By Andrew Cohen
We should all be so lucky to age as well as Romeo and Juliet. At 425 years young, the iconic play continues to inspire and dazzle, arouse and enrage, scintillate and surprise.
On Saturday March 5 at 1 p.m., William Shakespeare’s timeless classic takes center stage again — this time in a unique amalgamation of theatrical presentation and mock trial — at Freight & Salvage in downtown Berkeley. Tickets are available on the Freight & Salvage website for Romeo, Juliet, and the Case of Friar Laurence. The event will also be streamed on Zoom and Facebook.
Actors from UC Irvine’s New Swan Shakespeare Company will play Romeo, Juliet, and the friar. Berkeley Law Dean Erwin Chemerinsky will serve as the prosecutor and Stanford Law Professor Bernadette Meyler will defend the friar, with retired U.S. District Court Judge Andrew Guilford presiding over the proceedings.
The friar is charged with two crimes: involuntary manslaughter and child endangerment. The audience, serving as the jury, will vote guilty or not guilty on each.
In 2019 and 2020, Chemerinsky played similar roles arguing against UC Irvine Law Dean L. Song Richardson in The Shylock Appeal — a comparable performance based on Shakespeare’s The Merchant of Venice — once in Irvine and once in Berkeley. See the 2020 production here.
Chemerinsky has also participated in productions based on Hamlet (2018 in Irvine) and Julius Caesar (last year on Zoom).

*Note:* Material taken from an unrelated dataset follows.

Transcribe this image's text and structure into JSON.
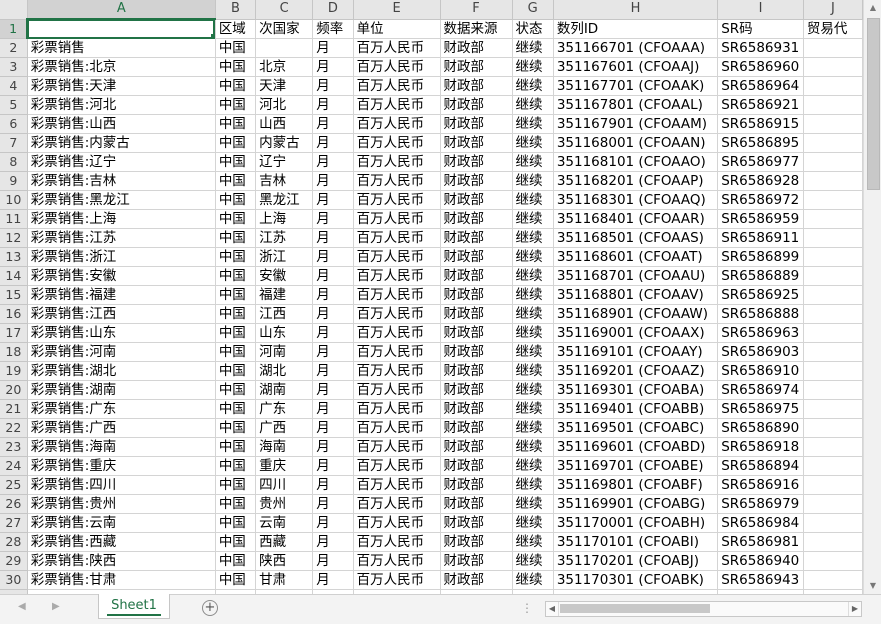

“The Shakespeare plays pose enduring, important questions about the law,” he says. “The trials provide an entertaining way to explore these timeless issues.”
Before the event, Chemerinsky and Meyler will decide what audience members will be asked to deliberate — second-degree murder, manslaughter, or another charge — and what count or counts they will vote on.

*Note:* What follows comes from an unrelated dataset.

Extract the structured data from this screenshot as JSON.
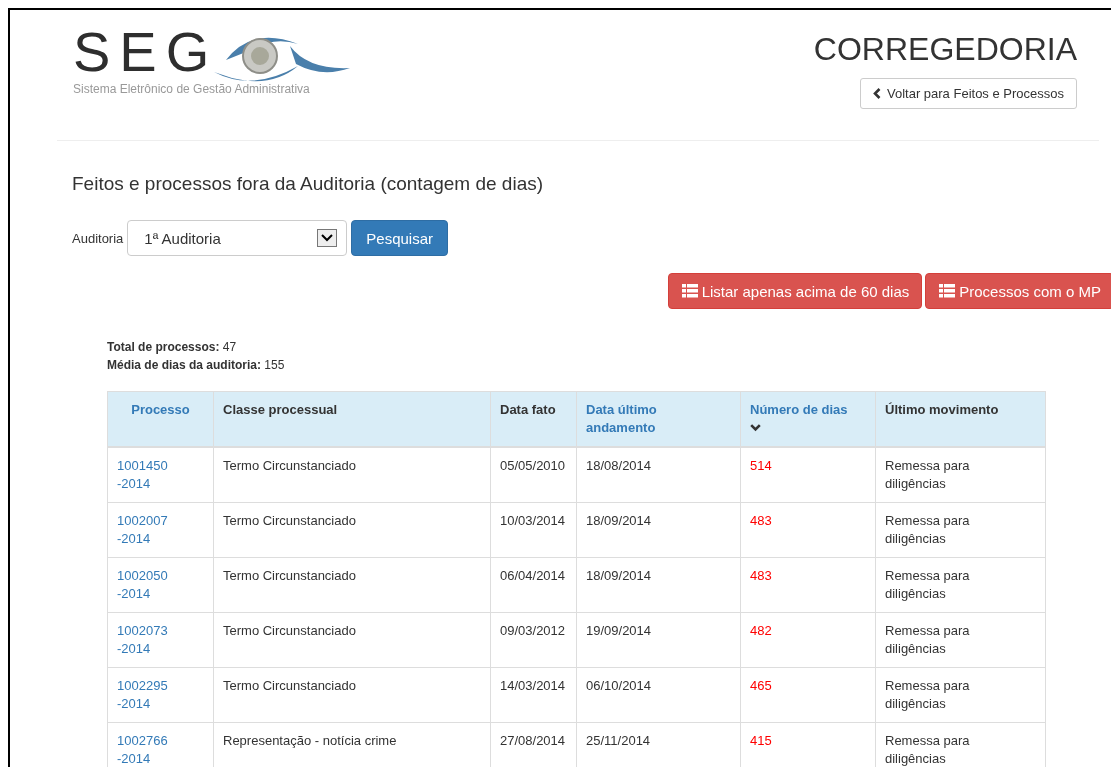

A full plate
Members of rival families who want to marry without the knowledge of their parents, Romeo and Juliet are advised by a trusted mentor — Friar Laurence — to follow a course of action involving controlled substances, feigned death, covert travel, and forced entry into a family crypt.
Is the plan he devises simply derailed by accident and chance, or has he concocted a recipe for disaster that renders him culpable for their demise? New Swan Shakespeare Center actors Andrew Borba (Friar Laurence), Crystal Kim (Juliet), and Kieran Barry (Romeo) bring the facts to life through dramatic portrayals.

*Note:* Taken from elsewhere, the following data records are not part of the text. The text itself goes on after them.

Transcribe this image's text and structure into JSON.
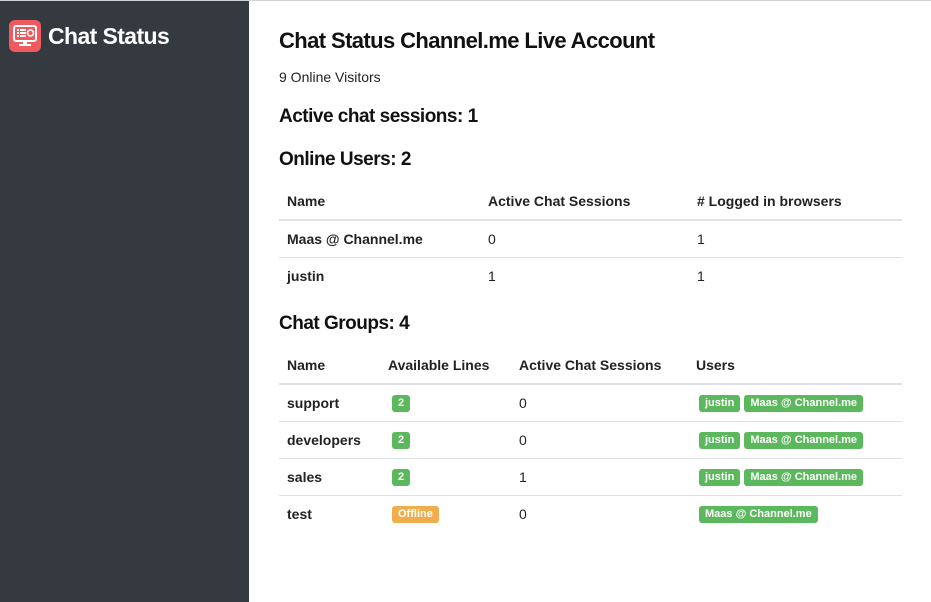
{
  "brand": {
    "name": "Chat Status",
    "icon": "monitor-chat-icon",
    "accent": "#f05a5f"
  },
  "sidebar": {
    "background": "#343a40"
  },
  "page": {
    "title": "Chat Status Channel.me Live Account",
    "visitors": "9 Online Visitors",
    "active_sessions": "Active chat sessions: 1"
  },
  "online_users": {
    "heading": "Online Users: 2",
    "columns": [
      "Name",
      "Active Chat Sessions",
      "# Logged in browsers"
    ],
    "rows": [
      {
        "name": "Maas @ Channel.me",
        "sessions": "0",
        "browsers": "1"
      },
      {
        "name": "justin",
        "sessions": "1",
        "browsers": "1"
      }
    ]
  },
  "chat_groups": {
    "heading": "Chat Groups: 4",
    "columns": [
      "Name",
      "Available Lines",
      "Active Chat Sessions",
      "Users"
    ],
    "rows": [
      {
        "name": "support",
        "lines": "2",
        "sessions": "0",
        "users": [
          "justin",
          "Maas @ Channel.me"
        ]
      },
      {
        "name": "developers",
        "lines": "2",
        "sessions": "0",
        "users": [
          "justin",
          "Maas @ Channel.me"
        ]
      },
      {
        "name": "sales",
        "lines": "2",
        "sessions": "1",
        "users": [
          "justin",
          "Maas @ Channel.me"
        ]
      },
      {
        "name": "test",
        "lines": "Offline",
        "sessions": "0",
        "users": [
          "Maas @ Channel.me"
        ]
      }
    ]
  },
  "colors": {
    "badge_green": "#5cb85c",
    "badge_orange": "#f0ad4e"
  }
}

New Swan Co-Directors Eli Simon and Julia Lupton, who will host the event, have seen the concept for these original Shakespeare productions — and their execution — resonate with all types of audience members.
“People love these trials because we bring together the drama of a legal proceeding with the drama of Shakespeare,” Lupton says. “The lawyers do not rehearse together, so the event has a real spontaneity to it. The audience gets to vote on the verdict, which adds another element of surprise. The friar’s advice to the lovers continues to spark debate among actors, directors, and audiences. Is he a good guy or a bad guy? You get to weigh in.”
She notes that the hardest part about organizing the event was finding a weekend date that fit the busy schedules of both Chemerinsky and Meyler. As for selecting Romeo and Juliet for this year’s trial, the powerful connections to modern-day issues clearly stood out.
“It’s an exciting play that speaks to our times and raises important questions about the quandaries we face as a society,” Simon explains. “How do we reconcile the deep divides within our country? Are we able to protect our children against their enemies? Can we ingest substances that will cure the ills that plague us? Is it safe for children to trust adults with their lives? As you can see, the questions that haunt Juliet, Romeo, and this trial are as relevant today as they were when Shakespeare penned the masterpiece.”